SOURCE RECORDS
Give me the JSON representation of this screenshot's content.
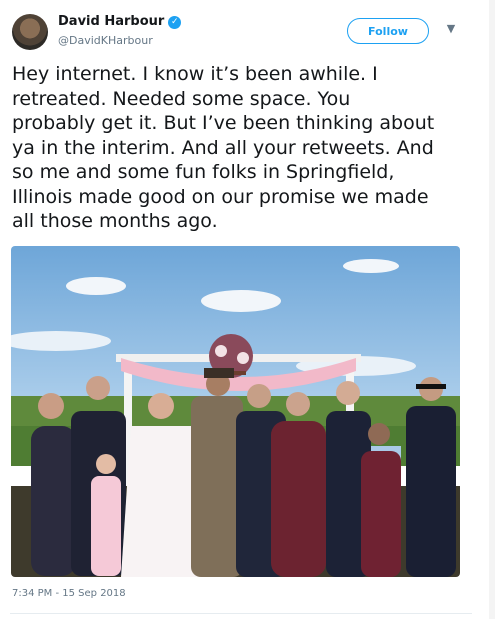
{
  "tweet": {
    "author_name": "David Harbour",
    "handle": "@DavidKHarbour",
    "follow_label": "Follow",
    "text": "Hey internet.  I know it’s been awhile.  I\nretreated.  Needed some space.  You\nprobably get it.  But I’ve been thinking about\nya in the interim.  And all your retweets.  And\nso me and some fun folks in Springfield,\nIllinois made good on our promise we made\nall those months ago.",
    "timestamp": "7:34 PM - 15 Sep 2018"
  },
  "icons": {
    "verified": "verified-badge-icon",
    "more": "chevron-down-icon"
  },
  "colors": {
    "accent": "#1da1f2",
    "text": "#14171a",
    "secondary": "#657786"
  }
}
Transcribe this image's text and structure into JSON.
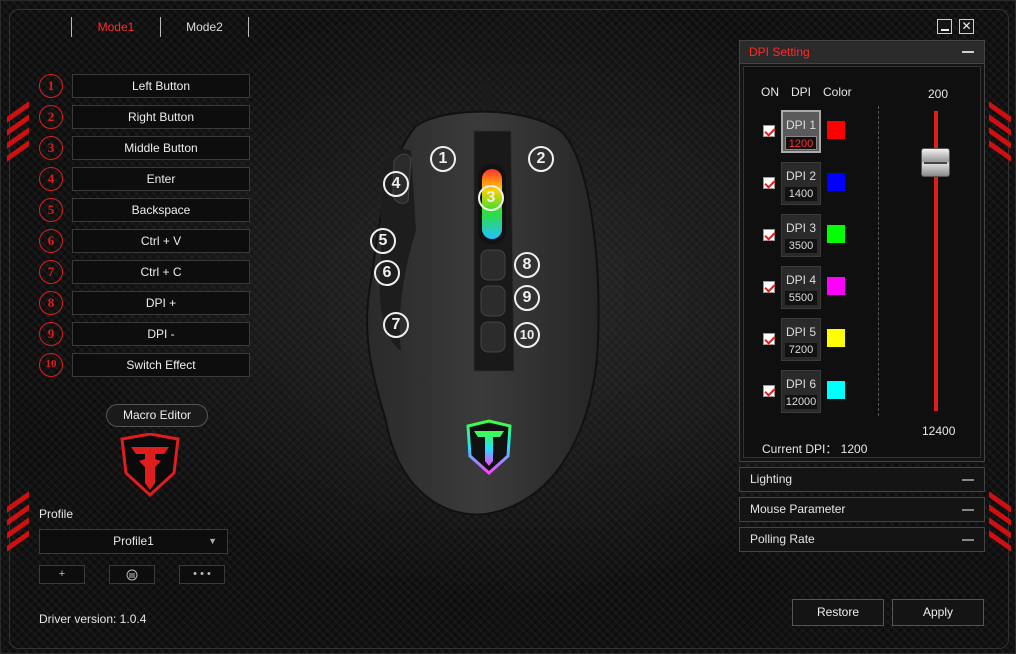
{
  "modes": [
    "Mode1",
    "Mode2"
  ],
  "window": {
    "minimize": "—",
    "close": "✕"
  },
  "buttons": [
    {
      "num": "1",
      "label": "Left Button"
    },
    {
      "num": "2",
      "label": "Right Button"
    },
    {
      "num": "3",
      "label": "Middle Button"
    },
    {
      "num": "4",
      "label": "Enter"
    },
    {
      "num": "5",
      "label": "Backspace"
    },
    {
      "num": "6",
      "label": "Ctrl + V"
    },
    {
      "num": "7",
      "label": "Ctrl + C"
    },
    {
      "num": "8",
      "label": "DPI +"
    },
    {
      "num": "9",
      "label": "DPI -"
    },
    {
      "num": "10",
      "label": "Switch Effect"
    }
  ],
  "macro_editor": "Macro Editor",
  "profile": {
    "label": "Profile",
    "value": "Profile1",
    "add": "+",
    "delete": "🗑",
    "more": "• • •"
  },
  "driver_version": "Driver version: 1.0.4",
  "dpi": {
    "title": "DPI Setting",
    "headers": {
      "on": "ON",
      "dpi": "DPI",
      "color": "Color"
    },
    "rows": [
      {
        "label": "DPI 1",
        "value": "1200",
        "color": "#ff0000",
        "on": true,
        "selected": true
      },
      {
        "label": "DPI 2",
        "value": "1400",
        "color": "#0000ff",
        "on": true,
        "selected": false
      },
      {
        "label": "DPI 3",
        "value": "3500",
        "color": "#00ff00",
        "on": true,
        "selected": false
      },
      {
        "label": "DPI 4",
        "value": "5500",
        "color": "#ff00ff",
        "on": true,
        "selected": false
      },
      {
        "label": "DPI 5",
        "value": "7200",
        "color": "#ffff00",
        "on": true,
        "selected": false
      },
      {
        "label": "DPI 6",
        "value": "12000",
        "color": "#00ffff",
        "on": true,
        "selected": false
      }
    ],
    "slider_min": "200",
    "slider_max": "12400",
    "current": "Current DPI： 1200"
  },
  "sections": [
    "Lighting",
    "Mouse Parameter",
    "Polling Rate"
  ],
  "actions": {
    "restore": "Restore",
    "apply": "Apply"
  },
  "mouse_labels": [
    "1",
    "2",
    "3",
    "4",
    "5",
    "6",
    "7",
    "8",
    "9",
    "10"
  ],
  "accent_color": "#e01d1d"
}
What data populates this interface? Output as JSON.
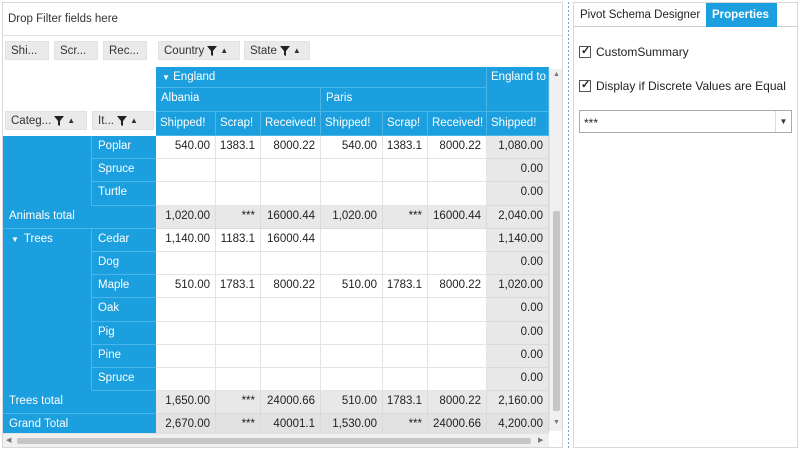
{
  "pivot": {
    "drop_filter_label": "Drop Filter fields here",
    "data_chips": [
      "Shi...",
      "Scr...",
      "Rec..."
    ],
    "column_chips": [
      "Country",
      "State"
    ],
    "row_chips": [
      "Categ...",
      "It..."
    ],
    "column_headers": {
      "england": "England",
      "england_total": "England to",
      "albania": "Albania",
      "paris": "Paris",
      "measures": [
        "Shipped!",
        "Scrap!",
        "Received!",
        "Shipped!",
        "Scrap!",
        "Received!",
        "Shipped!"
      ]
    },
    "rows": [
      {
        "category": "",
        "item": "Poplar",
        "values": [
          "540.00",
          "1383.1",
          "8000.22",
          "540.00",
          "1383.1",
          "8000.22",
          "1,080.00"
        ],
        "type": "data"
      },
      {
        "category": "",
        "item": "Spruce",
        "values": [
          "",
          "",
          "",
          "",
          "",
          "",
          "0.00"
        ],
        "type": "data"
      },
      {
        "category": "",
        "item": "Turtle",
        "values": [
          "",
          "",
          "",
          "",
          "",
          "",
          "0.00"
        ],
        "type": "data"
      },
      {
        "category": "Animals total",
        "item": "",
        "values": [
          "1,020.00",
          "***",
          "16000.44",
          "1,020.00",
          "***",
          "16000.44",
          "2,040.00"
        ],
        "type": "total"
      },
      {
        "category": "Trees",
        "item": "Cedar",
        "values": [
          "1,140.00",
          "1183.1",
          "16000.44",
          "",
          "",
          "",
          "1,140.00"
        ],
        "type": "data"
      },
      {
        "category": "",
        "item": "Dog",
        "values": [
          "",
          "",
          "",
          "",
          "",
          "",
          "0.00"
        ],
        "type": "data"
      },
      {
        "category": "",
        "item": "Maple",
        "values": [
          "510.00",
          "1783.1",
          "8000.22",
          "510.00",
          "1783.1",
          "8000.22",
          "1,020.00"
        ],
        "type": "data"
      },
      {
        "category": "",
        "item": "Oak",
        "values": [
          "",
          "",
          "",
          "",
          "",
          "",
          "0.00"
        ],
        "type": "data"
      },
      {
        "category": "",
        "item": "Pig",
        "values": [
          "",
          "",
          "",
          "",
          "",
          "",
          "0.00"
        ],
        "type": "data"
      },
      {
        "category": "",
        "item": "Pine",
        "values": [
          "",
          "",
          "",
          "",
          "",
          "",
          "0.00"
        ],
        "type": "data"
      },
      {
        "category": "",
        "item": "Spruce",
        "values": [
          "",
          "",
          "",
          "",
          "",
          "",
          "0.00"
        ],
        "type": "data"
      },
      {
        "category": "Trees total",
        "item": "",
        "values": [
          "1,650.00",
          "***",
          "24000.66",
          "510.00",
          "1783.1",
          "8000.22",
          "2,160.00"
        ],
        "type": "total"
      },
      {
        "category": "Grand Total",
        "item": "",
        "values": [
          "2,670.00",
          "***",
          "40001.1",
          "1,530.00",
          "***",
          "24000.66",
          "4,200.00"
        ],
        "type": "total"
      }
    ]
  },
  "panel": {
    "tabs": [
      "Pivot Schema Designer",
      "Properties"
    ],
    "checkboxes": [
      {
        "label": "CustomSummary",
        "checked": true
      },
      {
        "label": "Display if Discrete Values are Equal",
        "checked": true
      }
    ],
    "combo_value": "***"
  },
  "colors": {
    "accent": "#1b9fde",
    "total_bg": "#e8e8e8"
  }
}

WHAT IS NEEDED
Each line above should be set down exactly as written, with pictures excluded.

ANSWER FOR THE TASK
Give me the JSON representation of this screenshot's content.
{
  "tweet": {
    "author_name": "David Harbour",
    "handle": "@DavidKHarbour",
    "follow_label": "Follow",
    "text": "Hey internet.  I know it’s been awhile.  I\nretreated.  Needed some space.  You\nprobably get it.  But I’ve been thinking about\nya in the interim.  And all your retweets.  And\nso me and some fun folks in Springfield,\nIllinois made good on our promise we made\nall those months ago.",
    "timestamp": "7:34 PM - 15 Sep 2018"
  },
  "icons": {
    "verified": "verified-badge-icon",
    "more": "chevron-down-icon"
  },
  "colors": {
    "accent": "#1da1f2",
    "text": "#14171a",
    "secondary": "#657786"
  }
}
Transcribe this image's text and structure into JSON.
{
  "modes": [
    "Mode1",
    "Mode2"
  ],
  "window": {
    "minimize": "—",
    "close": "✕"
  },
  "buttons": [
    {
      "num": "1",
      "label": "Left Button"
    },
    {
      "num": "2",
      "label": "Right Button"
    },
    {
      "num": "3",
      "label": "Middle Button"
    },
    {
      "num": "4",
      "label": "Enter"
    },
    {
      "num": "5",
      "label": "Backspace"
    },
    {
      "num": "6",
      "label": "Ctrl + V"
    },
    {
      "num": "7",
      "label": "Ctrl + C"
    },
    {
      "num": "8",
      "label": "DPI +"
    },
    {
      "num": "9",
      "label": "DPI -"
    },
    {
      "num": "10",
      "label": "Switch Effect"
    }
  ],
  "macro_editor": "Macro Editor",
  "profile": {
    "label": "Profile",
    "value": "Profile1",
    "add": "+",
    "delete": "🗑",
    "more": "• • •"
  },
  "driver_version": "Driver version: 1.0.4",
  "dpi": {
    "title": "DPI Setting",
    "headers": {
      "on": "ON",
      "dpi": "DPI",
      "color": "Color"
    },
    "rows": [
      {
        "label": "DPI 1",
        "value": "1200",
        "color": "#ff0000",
        "on": true,
        "selected": true
      },
      {
        "label": "DPI 2",
        "value": "1400",
        "color": "#0000ff",
        "on": true,
        "selected": false
      },
      {
        "label": "DPI 3",
        "value": "3500",
        "color": "#00ff00",
        "on": true,
        "selected": false
      },
      {
        "label": "DPI 4",
        "value": "5500",
        "color": "#ff00ff",
        "on": true,
        "selected": false
      },
      {
        "label": "DPI 5",
        "value": "7200",
        "color": "#ffff00",
        "on": true,
        "selected": false
      },
      {
        "label": "DPI 6",
        "value": "12000",
        "color": "#00ffff",
        "on": true,
        "selected": false
      }
    ],
    "slider_min": "200",
    "slider_max": "12400",
    "current": "Current DPI： 1200"
  },
  "sections": [
    "Lighting",
    "Mouse Parameter",
    "Polling Rate"
  ],
  "actions": {
    "restore": "Restore",
    "apply": "Apply"
  },
  "mouse_labels": [
    "1",
    "2",
    "3",
    "4",
    "5",
    "6",
    "7",
    "8",
    "9",
    "10"
  ],
  "accent_color": "#e01d1d"
}
What data populates this interface? Output as JSON.
{
  "pivot": {
    "drop_filter_label": "Drop Filter fields here",
    "data_chips": [
      "Shi...",
      "Scr...",
      "Rec..."
    ],
    "column_chips": [
      "Country",
      "State"
    ],
    "row_chips": [
      "Categ...",
      "It..."
    ],
    "column_headers": {
      "england": "England",
      "england_total": "England to",
      "albania": "Albania",
      "paris": "Paris",
      "measures": [
        "Shipped!",
        "Scrap!",
        "Received!",
        "Shipped!",
        "Scrap!",
        "Received!",
        "Shipped!"
      ]
    },
    "rows": [
      {
        "category": "",
        "item": "Poplar",
        "values": [
          "540.00",
          "1383.1",
          "8000.22",
          "540.00",
          "1383.1",
          "8000.22",
          "1,080.00"
        ],
        "type": "data"
      },
      {
        "category": "",
        "item": "Spruce",
        "values": [
          "",
          "",
          "",
          "",
          "",
          "",
          "0.00"
        ],
        "type": "data"
      },
      {
        "category": "",
        "item": "Turtle",
        "values": [
          "",
          "",
          "",
          "",
          "",
          "",
          "0.00"
        ],
        "type": "data"
      },
      {
        "category": "Animals total",
        "item": "",
        "values": [
          "1,020.00",
          "***",
          "16000.44",
          "1,020.00",
          "***",
          "16000.44",
          "2,040.00"
        ],
        "type": "total"
      },
      {
        "category": "Trees",
        "item": "Cedar",
        "values": [
          "1,140.00",
          "1183.1",
          "16000.44",
          "",
          "",
          "",
          "1,140.00"
        ],
        "type": "data"
      },
      {
        "category": "",
        "item": "Dog",
        "values": [
          "",
          "",
          "",
          "",
          "",
          "",
          "0.00"
        ],
        "type": "data"
      },
      {
        "category": "",
        "item": "Maple",
        "values": [
          "510.00",
          "1783.1",
          "8000.22",
          "510.00",
          "1783.1",
          "8000.22",
          "1,020.00"
        ],
        "type": "data"
      },
      {
        "category": "",
        "item": "Oak",
        "values": [
          "",
          "",
          "",
          "",
          "",
          "",
          "0.00"
        ],
        "type": "data"
      },
      {
        "category": "",
        "item": "Pig",
        "values": [
          "",
          "",
          "",
          "",
          "",
          "",
          "0.00"
        ],
        "type": "data"
      },
      {
        "category": "",
        "item": "Pine",
        "values": [
          "",
          "",
          "",
          "",
          "",
          "",
          "0.00"
        ],
        "type": "data"
      },
      {
        "category": "",
        "item": "Spruce",
        "values": [
          "",
          "",
          "",
          "",
          "",
          "",
          "0.00"
        ],
        "type": "data"
      },
      {
        "category": "Trees total",
        "item": "",
        "values": [
          "1,650.00",
          "***",
          "24000.66",
          "510.00",
          "1783.1",
          "8000.22",
          "2,160.00"
        ],
        "type": "total"
      },
      {
        "category": "Grand Total",
        "item": "",
        "values": [
          "2,670.00",
          "***",
          "40001.1",
          "1,530.00",
          "***",
          "24000.66",
          "4,200.00"
        ],
        "type": "total"
      }
    ]
  },
  "panel": {
    "tabs": [
      "Pivot Schema Designer",
      "Properties"
    ],
    "checkboxes": [
      {
        "label": "CustomSummary",
        "checked": true
      },
      {
        "label": "Display if Discrete Values are Equal",
        "checked": true
      }
    ],
    "combo_value": "***"
  },
  "colors": {
    "accent": "#1b9fde",
    "total_bg": "#e8e8e8"
  }
}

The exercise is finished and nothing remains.